hosting account and navigate to your control panel (often labeled cPanel). Once
there, look for the section called “SSL Certificates” and click on it. In this
section you will be able to choose from a selection of SSL certificates (both
paid and free) and install them. At this point, installing the certificate is
just a matter of clicking a couple buttons.
Adding SSL through a service like CloudFlare can be a bit
more involved. Sometimes, you’ll be able to add this through your account’s
control panel with relative ease. If not, you’ll need to create an account with
CloudFlare (don’t worry, there’s a free level that’s suitable for most users).
Once you’ve done that, you’ll need to log into your domain registrar and point
the nameservers to CloudFlare. During this process, your site shouldn’t experience
It should be noted that CloudFlare technically doesn’t add a
full SSL connection between your visitors and your site, just between your visitors
and their servers. For most
businesses though – especially those with no online transactions – this is a
The final way of adding a free SSL certificate to your site is
to do it manually through accessing your server directly. This approach is not
recommended for beginners though.
The Best Free SSL Certificate Authorities
When it comes to free SSL certs, there is only one thing to
take into consideration: some certifying authorities only provide the initial
certificate for free. Once it expires and you must renew, you will have to pay
at that time.
While many web hosts do include free SSL as a

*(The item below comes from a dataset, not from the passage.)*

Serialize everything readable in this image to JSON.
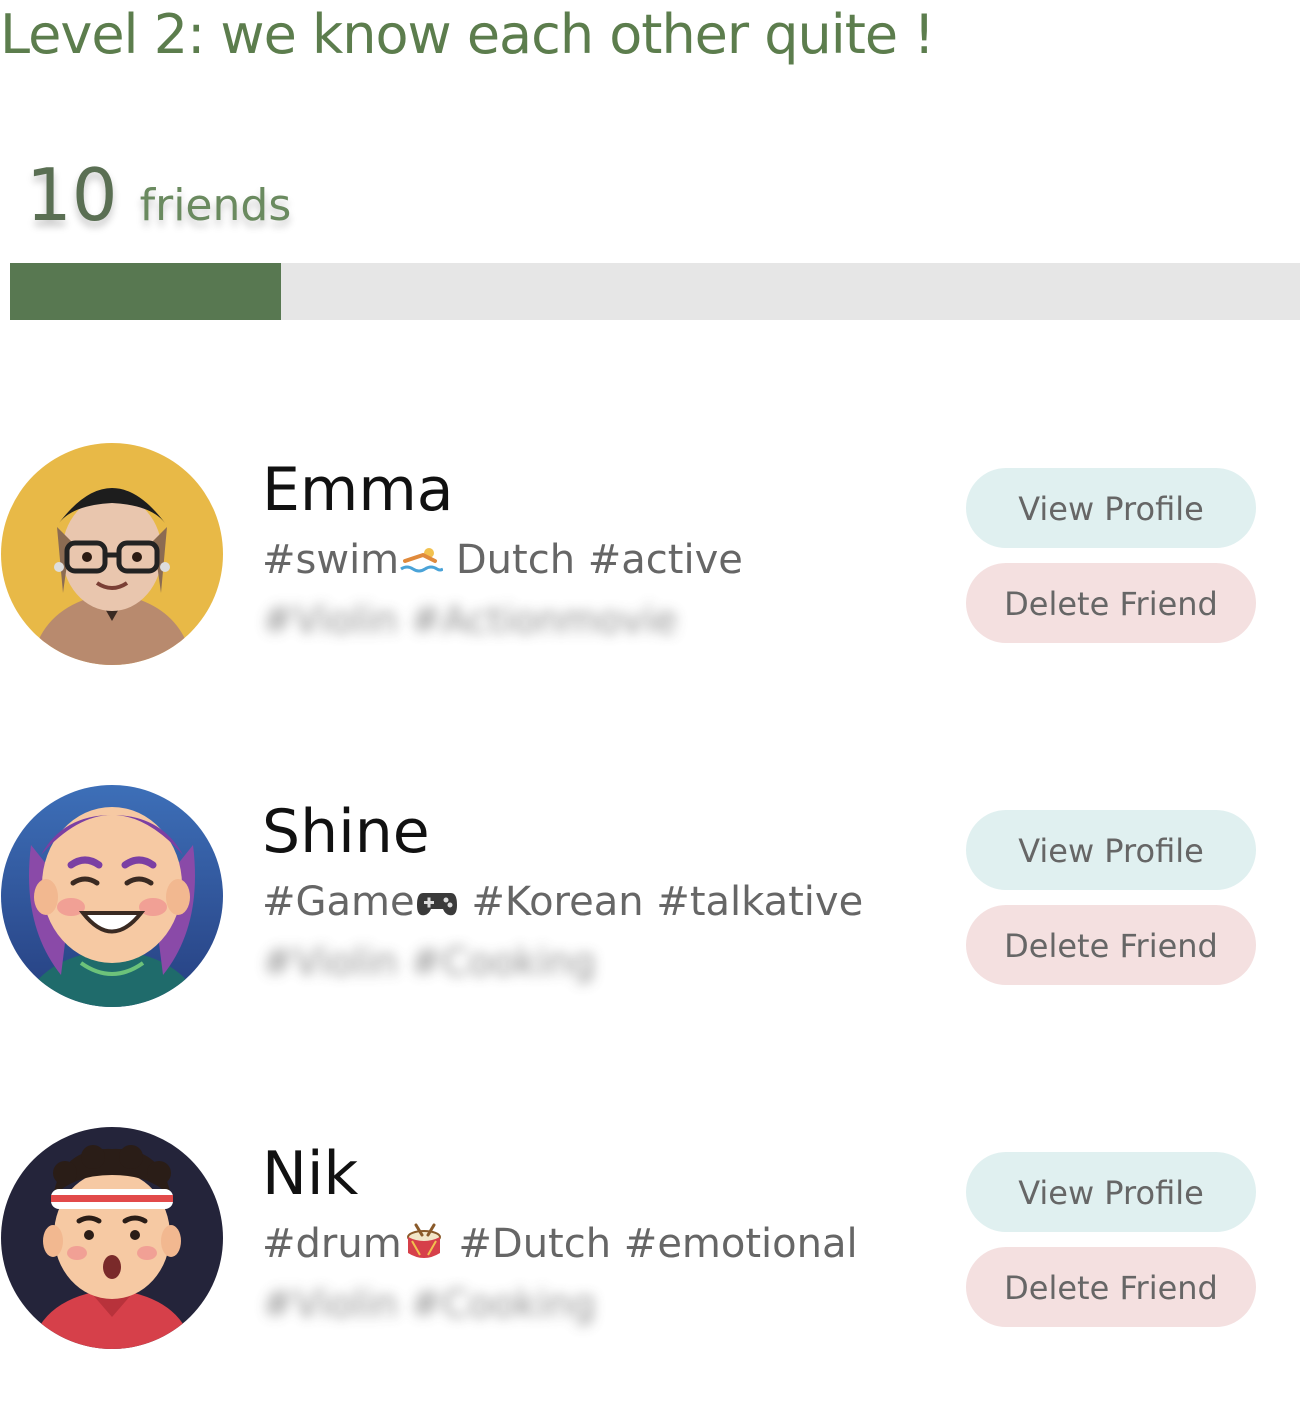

part of their hosting plans, some host do
not – and you might be surprised that this even includes some of the most
popular names in hosting. Always research a web host before making a decision.